In a panic, I remembered I was to meet the Travises there at 6:00, and I knew I was late. The clerk eyed me with suspicion as I entered the inn. I told my story, and with some reluctance, he told me the Travises had left me a message. They had gone to the Congregational church, and if I arrived in time, I should meet them there. I have no idea how I got there, but somehow I made it to the church and knowing the service had already started, I looked for the back door. Inside I saw the Reverend standing behind the lectern, leading the flock in prayer. Mirabile sat behind him ready to play a hymn when he finished. The scene was illuminated by candles on the altar and on both sides of the room. It was quite beautiful.

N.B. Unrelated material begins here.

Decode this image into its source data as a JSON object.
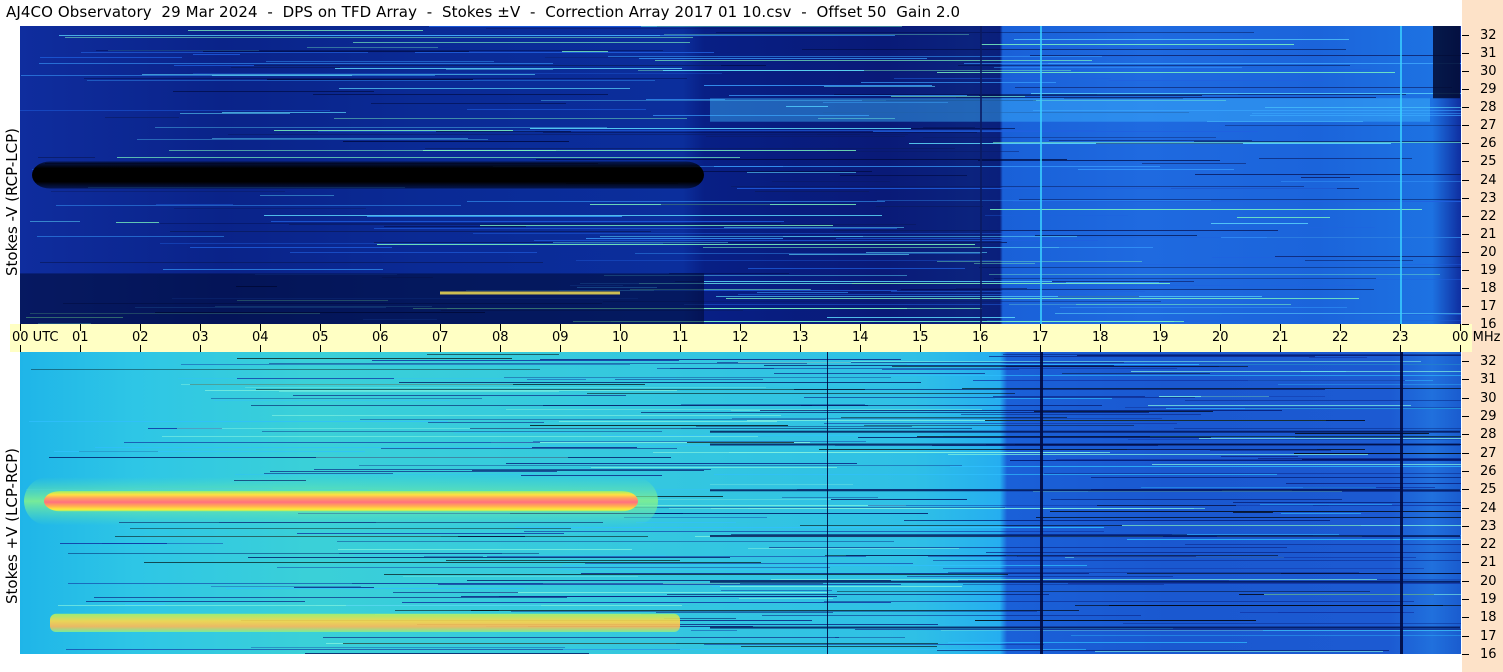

I saw the crutch lying on the floor near Reverend Travis’s coat, and I picked it up and hobbled out onto the dais. The church was packed with the righteous, but not all had their heads bowed, and they started to murmur as they saw me limp toward the pulpit. Revered Travis turned and saw me coming; by the look on his face, I could tell he knew my condition and knew he could not stop me.
He a-mened his prayer and introduced me as Brother Jonathan. He called me to him—making it clear I was not to open my mouth—then began telling my story himself. Walking with the crutch was hard in my condition, and it grew ever harder; I couldn’t seem to get a grip on the thing, and I nearly tripped myself with every step. Finally, I threw the crutch behind me saying, “I don’t need this.”
The crowd gasped. Reverend Travis was horrified, but the man was nothing if not quick on his feet.
“Halleluiah” He called out, “Praise Jesus, the boy’s been healed. He was crippled, and now he can walk.”
“That’s right,” I said, “I can walk.”
“Mirabile, please help Brother Jonathan to a chair, he’s healed but still week. Brothers and sisters, I am full of the Holy Spirit. Let us pray in Jesus’s name.”
Mirabile led me out of view, out the back door and into a wagon. I fell asleep then, and that is my last recollection of the evening.